So this BSX release turned up. The Vangelis score for Blade Runner recreated by German film composer/producer Edgar Rothermich, I think there’s two things that immediately spring to mind having heard it- first that it sounds very good (not a perfect match for Vangelis but not too divergent from it, easily the best re-recording of any Blade Runner music to date, and benefiting from wonderfully clear recording quality) and secondly the question, well, “why insist on just copying the bootleg rather than reproduce the whole score?”.
The Blade Runner score and its long road to official release, and then the lacklustre quality of those releases, is a long story that I won’t go into here (I’ve gone into it before on this blog). But suffice to say its been a sad fact that the best edition of the score on disc is any one of the many bootlegs that have done the rounds for the past twenty years or more, albeit their sound quality is generally inferior to that of the official releases. The producers of this ’30th Anniversary Celebration’ seem to have decided that they should re-record the score and in doing so attempt to recreate the content of the initial bootlegs. I mean, this things content is pretty much identical.
So we wind up with a disc that is, incredibly, as irritating as the lacklustre ‘official’ releases that precipitated its creation. Yes, its nice to have the music in high fidelity without the edits and remixes and dialogues that plagued the official albums. But its irritating that recreating the music missing from the official releases hasn’t been attempted,while the bootlegs (inferior sound quality aside) produce the score recreated here minus the edits/remixes/dialogues anyway. Why slavishly reproduce the ten-minute Blade Runner Blues track when only a few minutes are in the film, or re-record One More Kiss Dear (source music way back in the background for all of twenty seconds in the film) rather than re-create I Am The Business or the Taffy Lewis Bar music, cues that every BR nut truly craves?

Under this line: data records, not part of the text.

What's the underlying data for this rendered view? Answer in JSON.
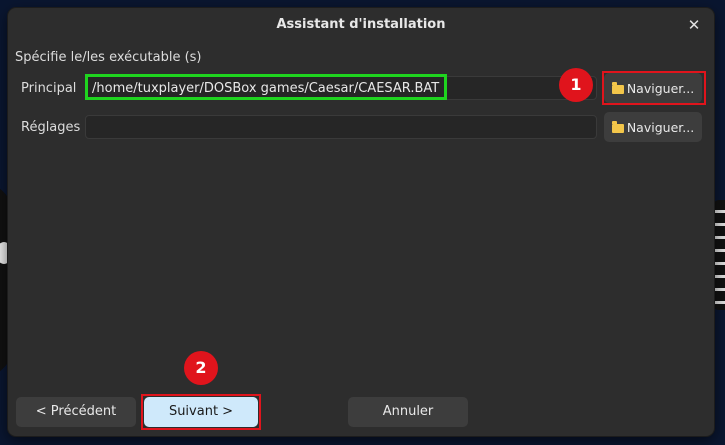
{
  "window": {
    "title": "Assistant d'installation",
    "close_glyph": "✕"
  },
  "section": {
    "label": "Spécifie le/les exécutable (s)"
  },
  "rows": [
    {
      "label": "Principal",
      "value": "/home/tuxplayer/DOSBox games/Caesar/CAESAR.BAT",
      "browse_label": "Naviguer..."
    },
    {
      "label": "Réglages",
      "value": "",
      "browse_label": "Naviguer..."
    }
  ],
  "annotations": {
    "badge_1": "1",
    "badge_2": "2",
    "highlight_green": "#1fd41f",
    "highlight_red": "#e0141c"
  },
  "footer": {
    "previous_label": "< Précédent",
    "next_label": "Suivant >",
    "cancel_label": "Annuler"
  },
  "icons": {
    "folder": "folder-icon",
    "close": "close-icon"
  }
}
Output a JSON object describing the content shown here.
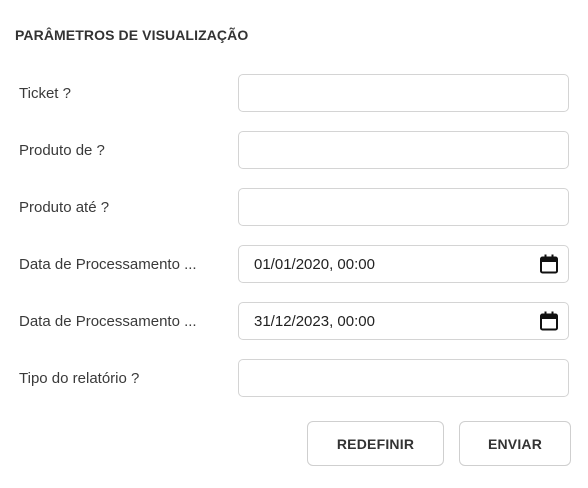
{
  "section_title": "PARÂMETROS DE VISUALIZAÇÃO",
  "fields": [
    {
      "label": "Ticket ?",
      "value": ""
    },
    {
      "label": "Produto de ?",
      "value": ""
    },
    {
      "label": "Produto até ?",
      "value": ""
    },
    {
      "label": "Data de Processamento ...",
      "value": "01/01/2020, 00:00",
      "icon": "calendar-icon"
    },
    {
      "label": "Data de Processamento ...",
      "value": "31/12/2023, 00:00",
      "icon": "calendar-icon"
    },
    {
      "label": "Tipo do relatório ?",
      "value": ""
    }
  ],
  "buttons": {
    "reset_label": "REDEFINIR",
    "submit_label": "ENVIAR"
  }
}
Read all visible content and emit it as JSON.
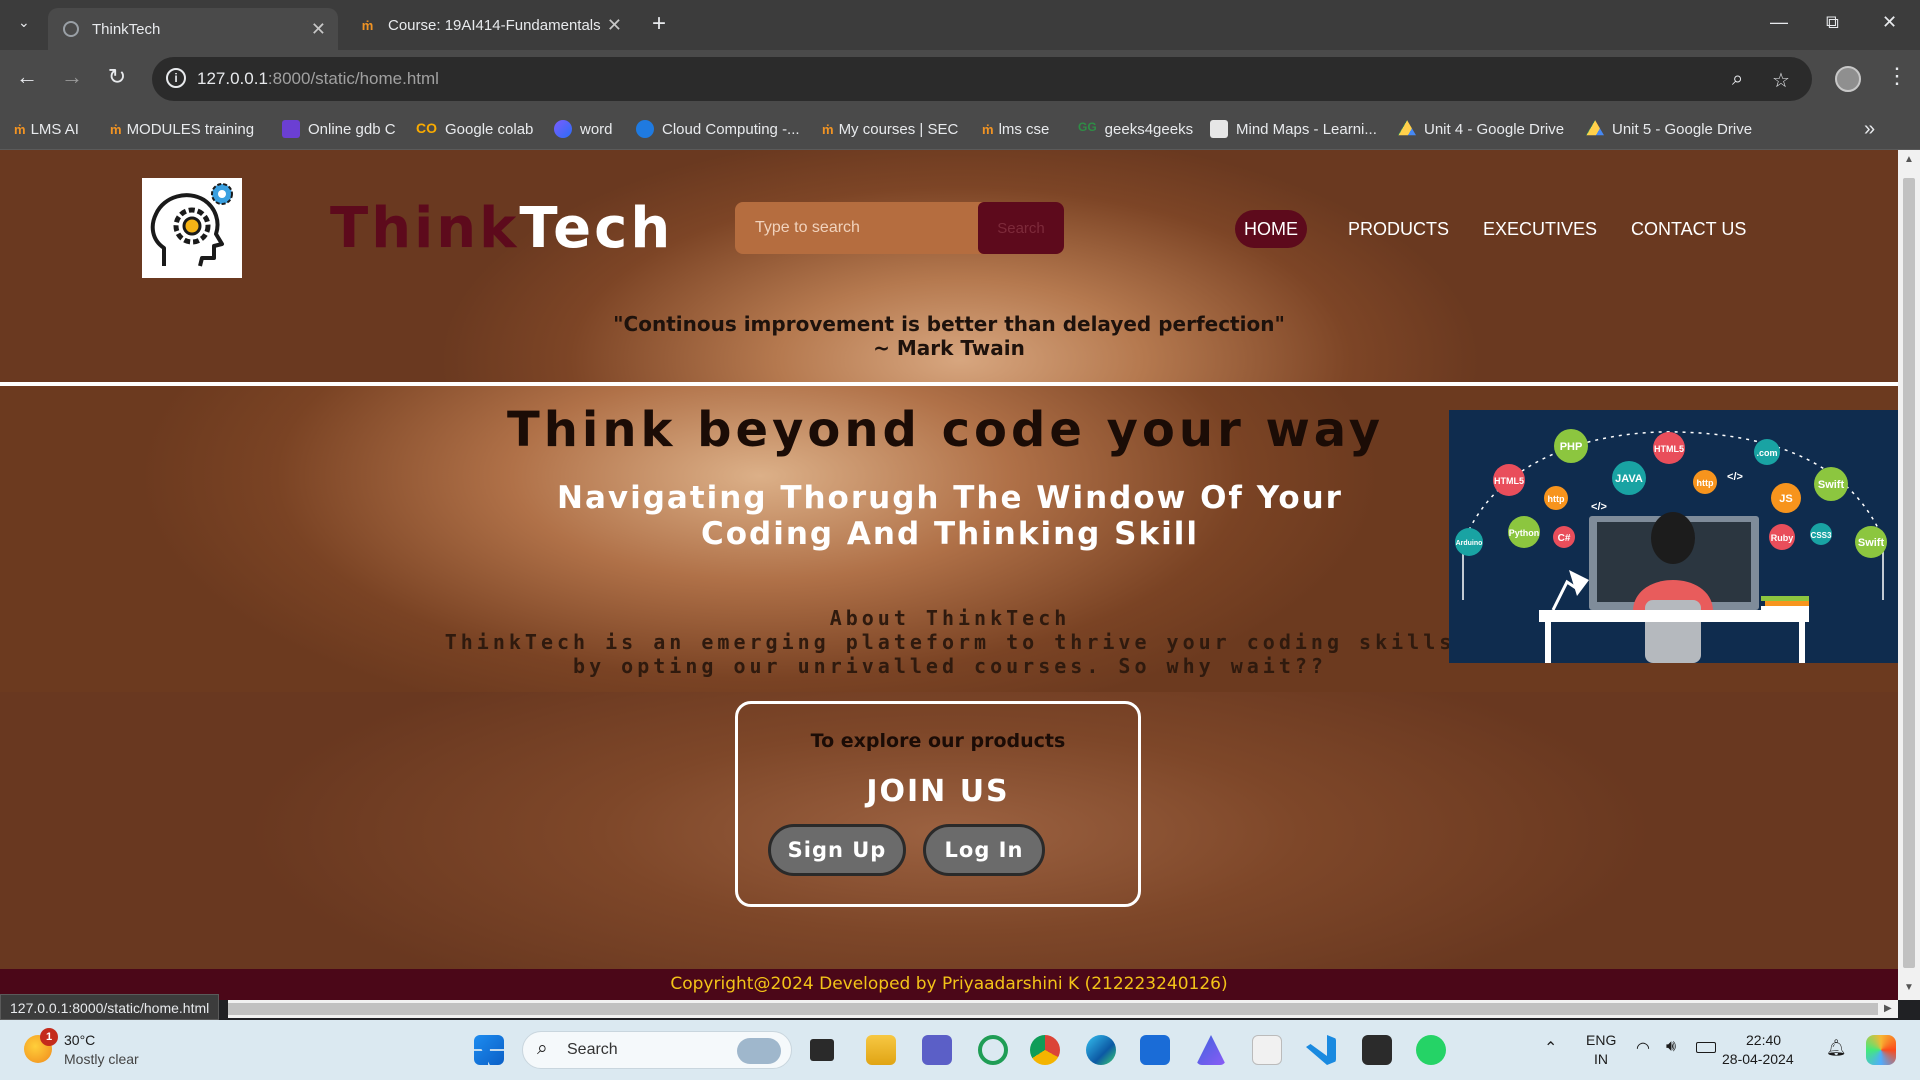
{
  "browser": {
    "tabs": [
      {
        "title": "ThinkTech",
        "active": true
      },
      {
        "title": "Course: 19AI414-Fundamentals",
        "active": false
      }
    ],
    "address": {
      "host": "127.0.0.1",
      "rest": ":8000/static/home.html"
    },
    "bookmarks": [
      {
        "label": "LMS AI",
        "icon": "moodle-icon"
      },
      {
        "label": "MODULES training",
        "icon": "moodle-icon"
      },
      {
        "label": "Online gdb C",
        "icon": "gdb-icon"
      },
      {
        "label": "Google colab",
        "icon": "colab-icon"
      },
      {
        "label": "word",
        "icon": "word-icon"
      },
      {
        "label": "Cloud Computing -...",
        "icon": "cloud-icon"
      },
      {
        "label": "My courses | SEC",
        "icon": "moodle-icon"
      },
      {
        "label": "lms cse",
        "icon": "moodle-icon"
      },
      {
        "label": "geeks4geeks",
        "icon": "gfg-icon"
      },
      {
        "label": "Mind Maps - Learni...",
        "icon": "mindmap-icon"
      },
      {
        "label": "Unit 4 - Google Drive",
        "icon": "drive-icon"
      },
      {
        "label": "Unit 5 - Google Drive",
        "icon": "drive-icon"
      }
    ],
    "status_url": "127.0.0.1:8000/static/home.html"
  },
  "site": {
    "brand_part1": "Think",
    "brand_part2": "Tech",
    "search": {
      "placeholder": "Type to search",
      "button": "Search"
    },
    "nav": [
      "HOME",
      "PRODUCTS",
      "EXECUTIVES",
      "CONTACT US"
    ],
    "quote_line1": "\"Continous improvement is better than delayed perfection\"",
    "quote_line2": "~ Mark Twain",
    "headline": "Think beyond code your way",
    "subheadline": "Navigating Thorugh The Window Of Your Coding And Thinking Skill",
    "about_title": "About ThinkTech",
    "about_text": "ThinkTech is an emerging plateform to thrive your coding skills by opting our unrivalled courses. So why wait??",
    "join": {
      "title": "To explore our products",
      "cta": "JOIN US",
      "signup": "Sign Up",
      "login": "Log In"
    },
    "hero_image_tags": [
      "PHP",
      "HTML5",
      "JAVA",
      "http",
      ".com",
      "Swift",
      "JS",
      "Arduino",
      "Python",
      "C#",
      "Ruby",
      "CSS3",
      "HTML5",
      "Swift",
      "http",
      "</>"
    ],
    "footer": "Copyright@2024 Developed by Priyaadarshini K (212223240126)"
  },
  "taskbar": {
    "weather_temp": "30°C",
    "weather_desc": "Mostly clear",
    "weather_badge": "1",
    "search_label": "Search",
    "lang1": "ENG",
    "lang2": "IN",
    "time": "22:40",
    "date": "28-04-2024"
  },
  "colors": {
    "brand_maroon": "#5d0a1c",
    "page_brown": "#6a3920",
    "footer_gold": "#f3c318"
  }
}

What I’m getting at is that this BSX release sadly doesn’t isolate itself enough from the official releases or the bootlegs with its own unique identity- this is particularly frustrating as much of it is just so damned good. A bolder, 2-disc edition with all the stuff from the film missing in all previous editions would have been nigh on perfect and indispensable. I’ve asked the producer of the album on one of the film music forums if an expanded or additional release might be one day on the cards but he didn’t bother with a reply so sadly it looks unlikely.
Still, all that being said, anyone who cares for the Blade Runner score should really race to pick this up. The CD edition is limited to 2000 copies but its also available on itunes so should be easy enough to get hold of. Rothermich really created something quite special here, and is to be applauded. I only wish he and the producers had been a tad mote ambitious.
Oh well, over to you, Vangelis. Time you had another attempt at the definitive Blade Runner?